- [DATA]:
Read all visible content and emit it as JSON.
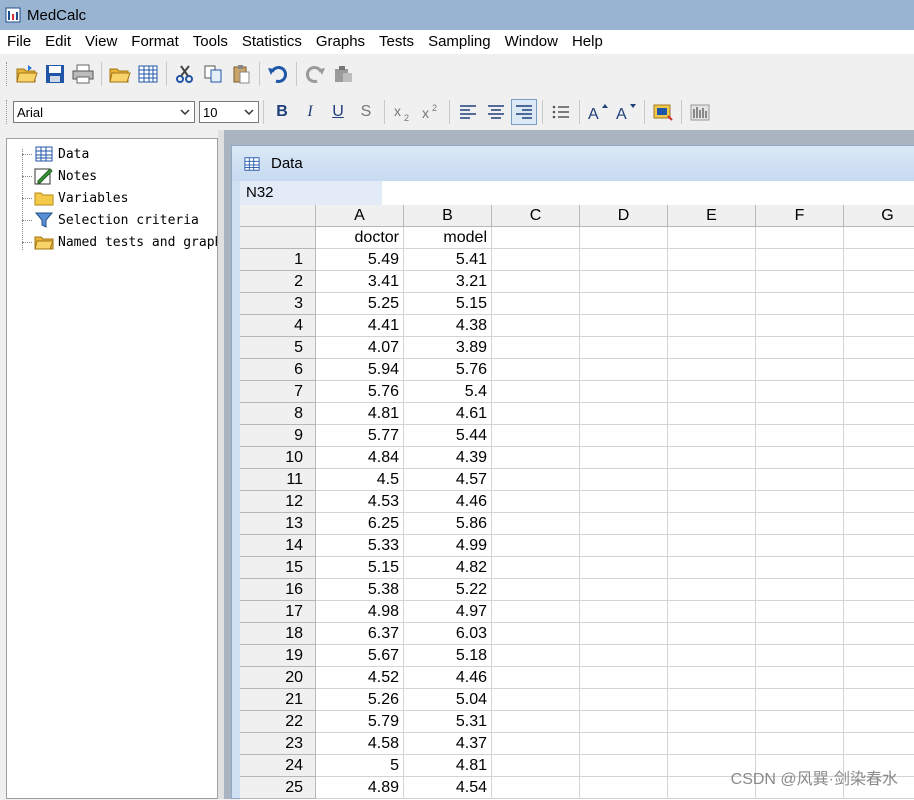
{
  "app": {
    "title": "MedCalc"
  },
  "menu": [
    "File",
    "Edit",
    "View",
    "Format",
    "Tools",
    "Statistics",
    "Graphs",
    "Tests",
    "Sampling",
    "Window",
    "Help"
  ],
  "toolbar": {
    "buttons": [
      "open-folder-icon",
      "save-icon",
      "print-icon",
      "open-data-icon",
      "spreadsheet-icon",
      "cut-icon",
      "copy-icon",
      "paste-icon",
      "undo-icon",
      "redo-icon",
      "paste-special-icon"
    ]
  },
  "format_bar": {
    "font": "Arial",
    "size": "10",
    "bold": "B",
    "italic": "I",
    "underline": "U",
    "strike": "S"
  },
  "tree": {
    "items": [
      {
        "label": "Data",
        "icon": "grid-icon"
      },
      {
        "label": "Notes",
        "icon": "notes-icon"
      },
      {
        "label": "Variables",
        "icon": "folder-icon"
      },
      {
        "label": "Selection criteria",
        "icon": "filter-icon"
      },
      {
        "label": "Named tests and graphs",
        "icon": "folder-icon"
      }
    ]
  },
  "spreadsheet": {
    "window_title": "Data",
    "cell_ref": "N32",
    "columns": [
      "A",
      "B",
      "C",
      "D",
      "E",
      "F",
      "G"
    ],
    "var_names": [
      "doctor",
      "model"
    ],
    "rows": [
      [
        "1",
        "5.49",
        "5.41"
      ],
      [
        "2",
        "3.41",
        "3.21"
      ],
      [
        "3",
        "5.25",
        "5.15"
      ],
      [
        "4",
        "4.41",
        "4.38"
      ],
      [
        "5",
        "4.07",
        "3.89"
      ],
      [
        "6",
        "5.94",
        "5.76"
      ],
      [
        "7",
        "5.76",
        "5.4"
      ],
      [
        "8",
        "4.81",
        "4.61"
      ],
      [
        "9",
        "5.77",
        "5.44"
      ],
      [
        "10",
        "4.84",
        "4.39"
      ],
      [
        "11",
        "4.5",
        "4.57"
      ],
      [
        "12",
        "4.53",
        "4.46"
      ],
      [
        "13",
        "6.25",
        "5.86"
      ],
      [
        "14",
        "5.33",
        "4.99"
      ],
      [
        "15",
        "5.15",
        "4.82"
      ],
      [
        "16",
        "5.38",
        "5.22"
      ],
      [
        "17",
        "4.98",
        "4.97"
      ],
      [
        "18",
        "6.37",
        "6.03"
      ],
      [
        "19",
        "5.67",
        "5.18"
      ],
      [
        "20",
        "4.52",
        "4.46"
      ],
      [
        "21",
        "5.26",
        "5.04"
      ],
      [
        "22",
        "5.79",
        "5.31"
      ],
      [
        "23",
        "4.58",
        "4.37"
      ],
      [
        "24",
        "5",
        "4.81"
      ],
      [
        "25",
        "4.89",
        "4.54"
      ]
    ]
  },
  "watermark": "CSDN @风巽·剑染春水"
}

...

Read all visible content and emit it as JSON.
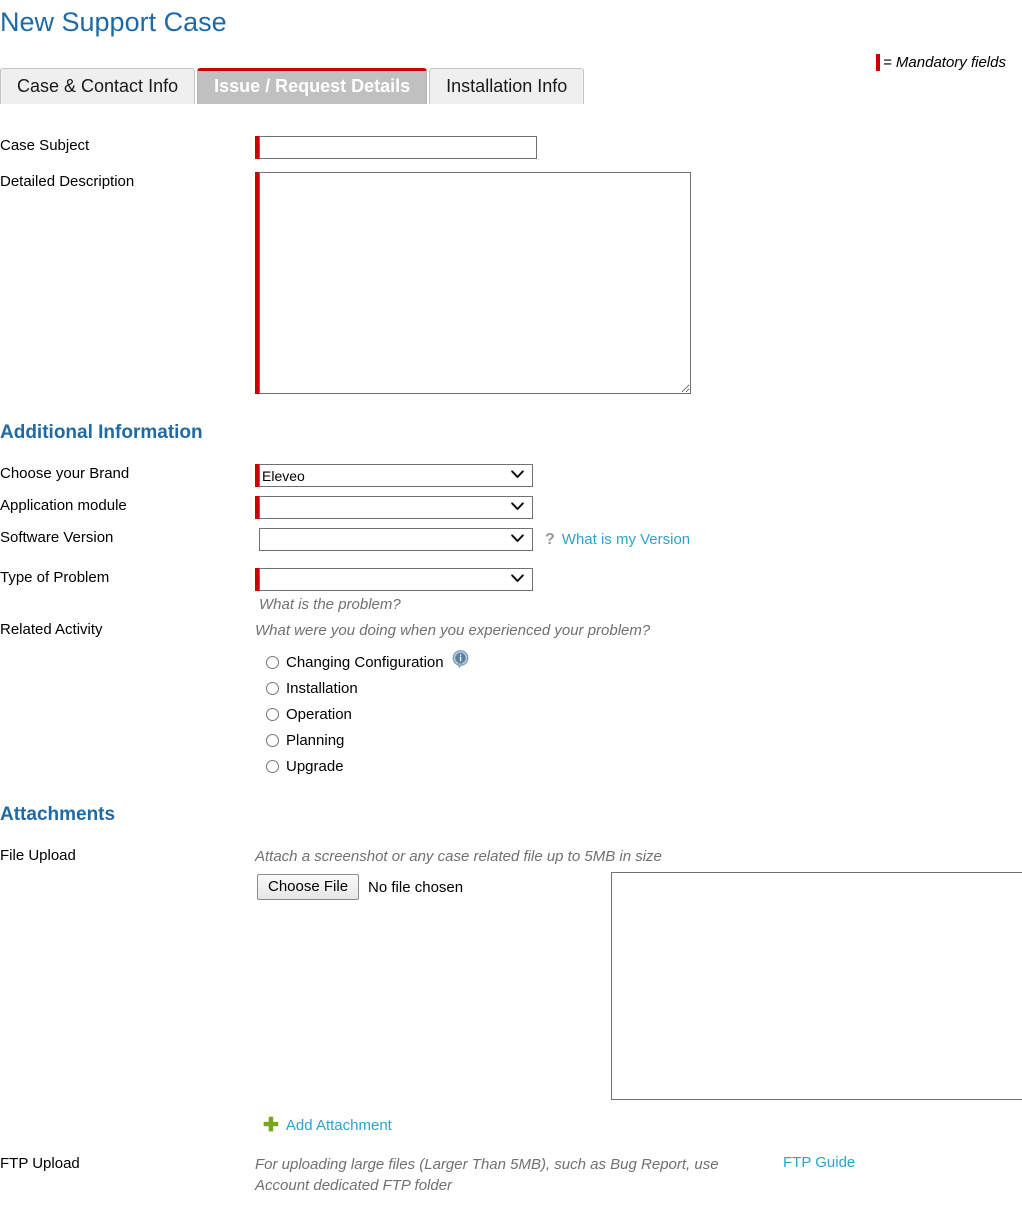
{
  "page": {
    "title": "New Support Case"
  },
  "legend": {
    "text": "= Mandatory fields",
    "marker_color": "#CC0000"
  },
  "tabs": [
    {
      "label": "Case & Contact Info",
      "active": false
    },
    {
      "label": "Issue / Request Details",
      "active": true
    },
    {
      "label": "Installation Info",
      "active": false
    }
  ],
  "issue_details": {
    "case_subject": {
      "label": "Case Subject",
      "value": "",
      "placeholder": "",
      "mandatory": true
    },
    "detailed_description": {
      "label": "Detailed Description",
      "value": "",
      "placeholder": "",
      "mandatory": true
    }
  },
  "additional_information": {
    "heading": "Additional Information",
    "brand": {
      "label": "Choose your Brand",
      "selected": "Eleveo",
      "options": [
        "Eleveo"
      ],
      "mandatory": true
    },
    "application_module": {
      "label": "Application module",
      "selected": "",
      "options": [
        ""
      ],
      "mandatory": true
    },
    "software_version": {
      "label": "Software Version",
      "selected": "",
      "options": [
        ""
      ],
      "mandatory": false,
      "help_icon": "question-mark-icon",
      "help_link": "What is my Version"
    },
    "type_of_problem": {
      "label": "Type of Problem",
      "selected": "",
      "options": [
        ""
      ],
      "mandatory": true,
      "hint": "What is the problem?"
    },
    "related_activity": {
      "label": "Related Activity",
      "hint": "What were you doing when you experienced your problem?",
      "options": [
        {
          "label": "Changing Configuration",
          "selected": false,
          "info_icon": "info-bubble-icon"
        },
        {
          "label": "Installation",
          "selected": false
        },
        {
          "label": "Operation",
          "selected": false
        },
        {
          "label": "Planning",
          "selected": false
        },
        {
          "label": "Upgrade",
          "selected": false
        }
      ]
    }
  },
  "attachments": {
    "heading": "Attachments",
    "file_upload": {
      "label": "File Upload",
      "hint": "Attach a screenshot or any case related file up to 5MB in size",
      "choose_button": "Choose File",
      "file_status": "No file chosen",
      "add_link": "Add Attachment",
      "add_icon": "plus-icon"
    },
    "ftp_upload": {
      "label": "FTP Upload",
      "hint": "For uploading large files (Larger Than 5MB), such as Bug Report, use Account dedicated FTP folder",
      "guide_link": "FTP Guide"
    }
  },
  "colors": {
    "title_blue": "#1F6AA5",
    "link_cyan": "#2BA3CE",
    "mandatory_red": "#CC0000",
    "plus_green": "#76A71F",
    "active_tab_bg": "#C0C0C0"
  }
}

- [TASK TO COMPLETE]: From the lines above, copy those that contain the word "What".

- [ANSWER BOX]:
      "help_link": "What is my Version"
      "hint": "What is the problem?"
      "hint": "What were you doing when you experienced your problem?",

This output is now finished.